By Jeffrey R. Wolfe, Senior Vice President, Manager of Wealth Planning StrategiesPrint This Post
The vast majority of tax rules haven’t changed, which is generally a good thing given rates are historically low. However, just because the tax rules haven’t changed that doesn’t mean you may not be impacted by higher taxes. Below are two areas that might require your attention.
Affordable Care Act Taxes. The 0.9% Medicare Health Insurance Surtax and the 3.8% Net Investment Income taxes that went into effect in 2013 are not indexed for inflation. For individuals earning more than $200,000 and married couples earning more than $250,000, the 0.9% surtax is levied on earned income, and the 3.8% Net Investment Income Tax also applies to passive earnings like interest, dividends, capital gains, etc.
Consequently, if your income is higher now than in previous years, you may be subject to these taxes. Moreover, for the .9% surtax on earned income, employers are not required to withhold for this tax until you meet the applicable threshold from the employer’s payroll. If you have multiple income sources that collectively push you past the thresholds, it is possible that none of your employers will withhold for this liability.
State and Local Taxes (SALT). Also relevant for any high earners is the ongoing cap on deducting state and local taxes. SALT (which generally includes state income tax, real estate/property tax, state sales tax, etc.) and the corresponding income tax deduction is capped at $10,000, regardless of whether you are a single or married taxpayer. Most miscellaneous itemized deductions have also been eliminated, along with the loss of personal exemptions. As such, some taxpayers may face higher taxes due to these limitations.

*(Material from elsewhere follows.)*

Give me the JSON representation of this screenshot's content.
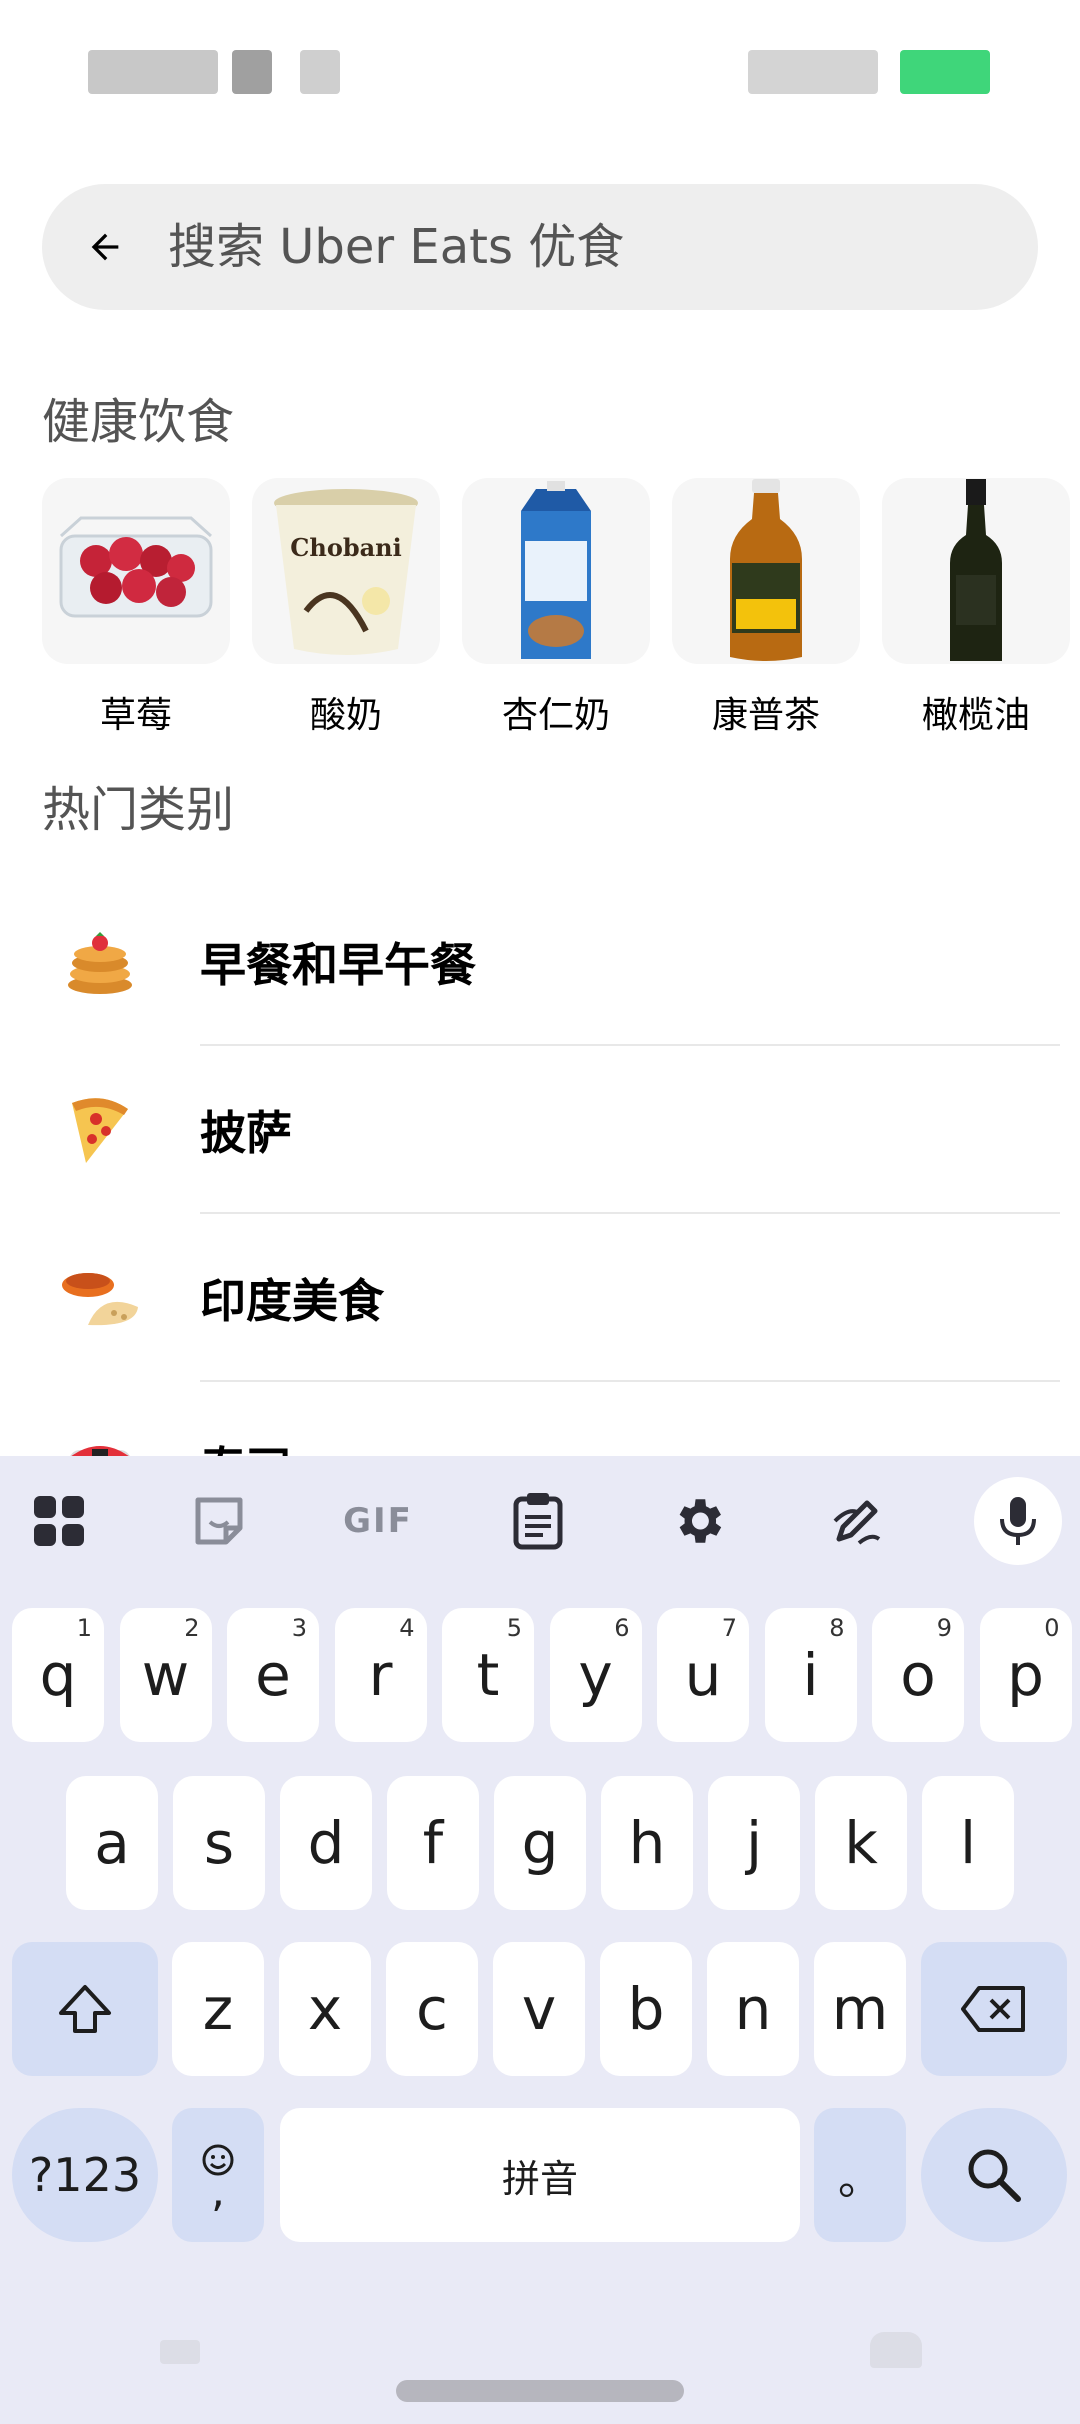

While there’s no pending tax law changes at the moment, the new administration has identified those who earn more than $400,000 or more as a target for increased taxes as well. If your situation exposes you to these extra taxes or to the loss of significant deductions, be sure to review your withholding elections and your investment portfolio decisions. Be sure to work with your tax advisors and your financial advisor to address these important decisions.